Recurrent chalazia, especially if they recur despite previous successful drainage in the same exact location, must be considered potentially malignant and biopsied. Some specialists recommend biopsy and drainage of all chalazia, whether primary or recurrent.


Laboratory Studies

The material obtained from a chalazion shows a mixture of acute and chronic inflammatory cells, as well as large, lipid-filled, foreign body−type giant cells. Lipid analysis may reveal fatty acids with long carbon chains that result in an increased melting point. This finding possibly accounts in part for the blockage of secretions.

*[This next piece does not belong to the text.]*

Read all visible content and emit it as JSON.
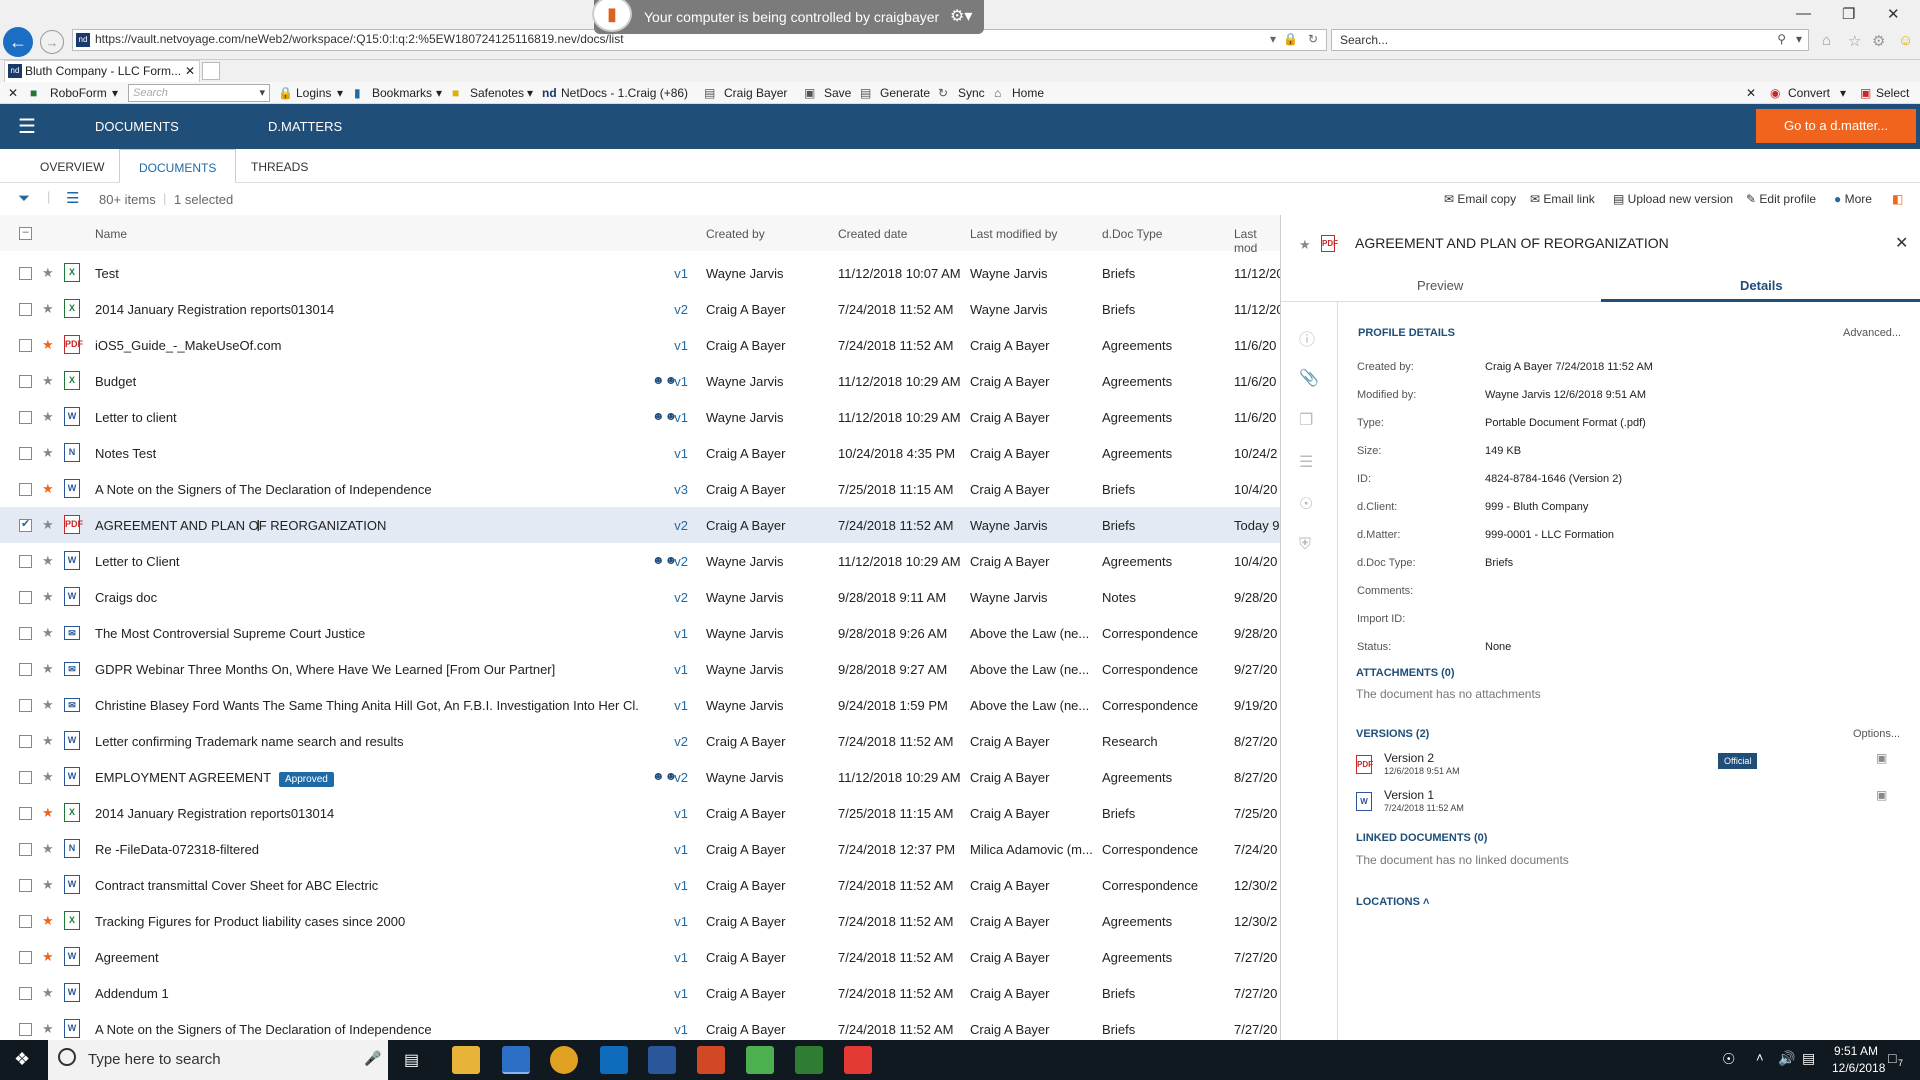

Viral and bacterial cultures may help pinpoint an infectious etiology but tend to have a low yield. Although bacterial culture findings are often negative, S aureus, Staphylococcus albus, or another cutaneous commensal organism may be isolated. Propionibacterium acnes may be present in the glandular contents. Appropriate selection of topical or systemic antibiotics is best directed by culture and sensitivity results, particularly in recalcitrant, chronic, or recurrent cases.

Fine-needle aspiration cytology of atypical chalazia can confirm a diagnosis and exclude malignancy. It is best performed by an eye specialist.


Other Studies

Visual acuity testing and visual field testing should also be considered as appropriate. It is essential to evert the superior tarsus whenever tolerable by the patient.


Histologic Findings

Histologic examination reveals a chronic granulomatous reaction with numerous lipid-filled, Touton-type giant cells. Typically, the nuclei of these cells are located around a central foamy cytoplasmic area that contains the ingested lipid material. Other typical mononuclear cells, including lymphocytes or macrophages, may also be found at the periphery of the lesion. The granulomas of chalazia may also stain positively for C. acnes-specific monoclonal antibody (PAB antibody). 

In the event of a secondary bacterial infection, an acute necrotic reaction with PMNs may ensue.

Destruction of the fibrocartilage of the tarsal plate may be evident.

Foreign bodies, such as embedded parts of polymethyl methacrylate [PMMA] contact lenses in the tarsal plate, have also been encountered in cases of chronic chalazia.


Imaging Studies

Infrared photographic imaging of the meibomian glands can demonstrate abnormally dilated glands through the everted lid, as well as inspissated secretions.

Point of service clinical imaging of meibomian gland architecture is readily available from Tear Science (LipiView and LipiScan), as well as Oculus (Keratography 5-M).